Sunday, 28 April 2013
Sunday Capsule Reviews: Jupiter's Legacy #1 & The Sixth Gun #30
There were launch parties held in different cities, we're told, to celebrate the release of Mark Millar and Frank Quitely's Jupiter's Legacy. The lord of Millarworld even bountifully stumped up for a round or two. No matter how the unfan attempted to avoid such hype, it was tough to do so. Was the book guaranteed 150 000 first week sales or more? Is a film adaptation nailed on or simply very likely? Yet there's no prospect of hubris inspiring nemesis just yet, for Jupiter's Legacy turns out to be an undeniably fine superhero tale. By turns, it's an inter-generational soap opera, a furious condemnation of the Right's politics of greed, an Eighties-style genre deconstruction, and a smartly executed costumed crimefighter epic.
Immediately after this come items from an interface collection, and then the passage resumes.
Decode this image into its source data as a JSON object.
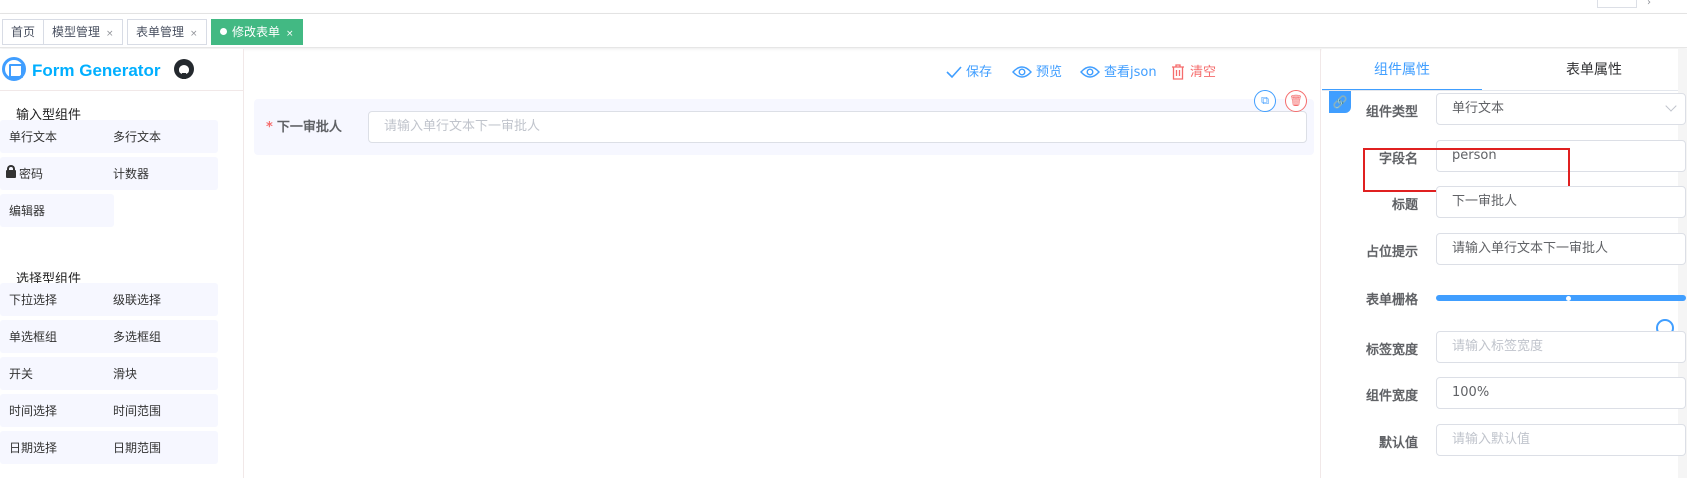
{
  "tags": [
    {
      "label": "首页",
      "closable": false
    },
    {
      "label": "模型管理",
      "closable": true
    },
    {
      "label": "表单管理",
      "closable": true
    },
    {
      "label": "修改表单",
      "closable": true,
      "active": true
    }
  ],
  "logo": {
    "text": "Form Generator",
    "github_icon": "github-icon"
  },
  "components": {
    "input_title": "输入型组件",
    "input_items": [
      "单行文本",
      "多行文本",
      "密码",
      "计数器",
      "编辑器"
    ],
    "select_title": "选择型组件",
    "select_items": [
      "下拉选择",
      "级联选择",
      "单选框组",
      "多选框组",
      "开关",
      "滑块",
      "时间选择",
      "时间范围",
      "日期选择",
      "日期范围"
    ]
  },
  "toolbar": {
    "save": "保存",
    "preview": "预览",
    "view_json": "查看json",
    "clear": "清空"
  },
  "canvas": {
    "field_label": "下一审批人",
    "required_mark": "*",
    "placeholder": "请输入单行文本下一审批人",
    "copy_icon": "copy-icon",
    "delete_icon": "delete-icon"
  },
  "properties": {
    "tabs": [
      "组件属性",
      "表单属性"
    ],
    "active_tab": 0,
    "rows": [
      {
        "label": "组件类型",
        "value": "单行文本",
        "type": "select"
      },
      {
        "label": "字段名",
        "value": "person",
        "type": "input"
      },
      {
        "label": "标题",
        "value": "下一审批人",
        "type": "input"
      },
      {
        "label": "占位提示",
        "value": "请输入单行文本下一审批人",
        "type": "input"
      },
      {
        "label": "表单栅格",
        "value": 24,
        "max": 24,
        "type": "slider"
      },
      {
        "label": "标签宽度",
        "placeholder": "请输入标签宽度",
        "type": "input"
      },
      {
        "label": "组件宽度",
        "value": "100%",
        "type": "input"
      },
      {
        "label": "默认值",
        "placeholder": "请输入默认值",
        "type": "input"
      }
    ]
  },
  "colors": {
    "primary": "#409eff",
    "danger": "#f56c6c",
    "active_tag": "#42b983",
    "logo": "#00afff",
    "highlight": "#e02020"
  }
}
As such, it's so well-crafted that you can't even catch sight of your own cynicism when reading it. Quitely's art is ingenious, meticulous and consistently compelling, while Millar establishes the book's status quo with an admirable mix of precision and enthusiasm. Smartly sprucing up the superbook's perennial fascination with law-breaking do-gooders, Millar delights in suggesting that complicity with big business has destroyed the legitimacy of both Washington and Westminster. It's a strategy which allows him to play with the genre's long tradition of state-defying super-people while implying that the real-world has its super-villains too.
As such, it ought to be conceded that the wave of apparent hucksterism which preceded the comic's appearance wasn't anything of the sort. Jupiter's Legacy really is a quality book. Whatever riches are coming by the truckload to Millar and Quietly's front doors, they've all been earned.
That I've only a partial grasp of The Sixth Gun's backstory is a reflection of my finances rather than my taste. Thankfully writer Cullen Bun and artist Brian Hurt have ensured that the less-than-expert reader of their weird western is neither weighed down by exposition or baffled by its absence. A complex comics-cosmology; a mass of personal relationships and individual character traits; a suspenseful drama leading to a hooksome final panel; an astute critique of the cliches of Western pot-boilers; it's all delivered in The Sixth Gun #30 with a degree of unshowy craftmanship that's as admirable and enjoyable as it's inconspicuous.
It's all-too-often argued that the use of magic in the action/adventure comicbook undermines its dramatic potential. It's a hoary old truism that's contradicted here by Bun and Hurt's depiction of Becky Montcrief's trials in a nightmarish reality. Publishers who've failed to exploit the potential of their own sorcerous characters ought to be taking notes.
The Sixth Gun is published by Oni Press, while Jupiter's Legacy is a Image/Millarworld book.